I might also point out that due to the “fractional-N” PLL, it’s not possible to exactly tune the modulation frequency to 1000 Hz. The closest it will get is 1008 Hz.
Measurement of Near Field Probes
To help characterize the expected E-field levels from various near field probes (both E-field and H-field), they were measured using an ETS-Lindgren field sensor. The probes were either driven by the TPI Synthesizer or SynthNV synthesizer at the full power of each (+17 to +19 dBm output).
The three sizes of Beehive Electronics H-field and the Com-Power H-field probes were measured at various frequencies from 50 to 1300 MHz. See Figure 10.
The E-field probes were a bit flatter in response, as you might expect, because they don’t have much of an effective L-C network, being essentially electrically short monopole antennas. See Figure 11.
The advantage of the near field probes is that the field level falls off rapidly with distance, thus it’s easier to evaluate separate sections of your circuitry to determine the precise areas of susceptibility. See Figure 12 for a plot of field level versus distance. By 3 to 4 cm, the field is essentially 1 V/m, or less.
Figure 13 shows me probing a Raspberry PI embedded processor. By sweeping the probe around the PC board and I/O cables at various frequencies, you can be fairly sure your product will operate OK during the actual compliance testing. If you’re wondering, the Raspberry PI was immune to the RF levels I was able to introduce.
In summary, these simple and low cost tools can help you perform a pre-qualification assessment on your product well prior to taking it out for compliance testing. This could save you a lot of time and money. In brief:
- RF generators can drive near E-field or H-field probes to create strong localized E-fields for pre-compliance testing.
- There are low-cost RF synthesizers available now that may replace larger bench top instruments.
- Localized RF fields of 2 to 15 V/m may be generated to help diagnose radiated immunity issues with a product.
ABOUT THE AUTHOR

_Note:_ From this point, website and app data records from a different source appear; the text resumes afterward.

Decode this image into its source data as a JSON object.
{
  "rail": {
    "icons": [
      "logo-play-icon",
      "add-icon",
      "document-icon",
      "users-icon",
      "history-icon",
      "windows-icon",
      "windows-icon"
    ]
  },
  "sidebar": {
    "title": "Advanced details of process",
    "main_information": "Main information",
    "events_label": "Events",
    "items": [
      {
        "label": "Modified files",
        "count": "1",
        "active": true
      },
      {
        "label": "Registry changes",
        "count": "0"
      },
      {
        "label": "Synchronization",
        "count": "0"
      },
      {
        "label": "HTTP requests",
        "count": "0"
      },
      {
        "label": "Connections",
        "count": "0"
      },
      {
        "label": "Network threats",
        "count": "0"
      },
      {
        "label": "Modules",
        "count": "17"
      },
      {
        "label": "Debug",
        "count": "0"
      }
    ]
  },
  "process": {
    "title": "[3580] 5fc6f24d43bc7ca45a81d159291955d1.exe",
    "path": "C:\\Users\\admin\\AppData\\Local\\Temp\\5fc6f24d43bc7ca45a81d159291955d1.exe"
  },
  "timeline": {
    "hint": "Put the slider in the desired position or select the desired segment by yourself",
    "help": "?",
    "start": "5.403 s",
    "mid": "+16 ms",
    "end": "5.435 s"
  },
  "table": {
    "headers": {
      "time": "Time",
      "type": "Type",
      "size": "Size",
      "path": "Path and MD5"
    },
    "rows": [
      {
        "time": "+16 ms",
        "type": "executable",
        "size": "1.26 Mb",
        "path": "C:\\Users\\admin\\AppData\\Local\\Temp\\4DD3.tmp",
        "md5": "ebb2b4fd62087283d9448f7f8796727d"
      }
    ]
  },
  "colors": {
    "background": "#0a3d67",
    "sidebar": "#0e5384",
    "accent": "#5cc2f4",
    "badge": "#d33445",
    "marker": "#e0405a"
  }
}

Kenneth Wyatt, Sr. EMC Engineer, Wyatt Technical Services, LLC, holds degrees in biology and electronic engineering and has worked as a product development engineer for 10 years at various aerospace firms on projects ranging from DC-DC power converters to RF and microwave systems for shipboard and space systems. For over 20 years, he worked as a senior EMC engineer for Hewlett-Packard and Agilent Technologies in Colorado Springs where he provided comprehensive EMC design and troubleshooting services and managed the product compliance test facility. During that time, he provided EMC training and corporate leadership for EMC.
A prolific author and presenter, he has written or presented topics including RF amplifier design, RF network analysis software, EMC design and troubleshooting of products and use of harmonic comb generators for predicting shielding effectiveness. His specialty is EMI troubleshooting and is a co-author of the popular EMC Pocket Guide. He has been published in magazines such as, RF Design, Test & Measurement World, EMC Design & Test, Electronic Design, EDN, InCompliance, Interference technology, Microwave Journal, HP Journal and several others. He coauthored The EMC Pocket Guide (SciTech Publishers) and writes The EMC Blog for www.EDN.com.
Kenneth is a senior member of the IEEE and a long time member of the EMC Society where he served as their official photographer for 10 years. He may be contacted at firstname.lastname@example.org or www.emc-seminars.com.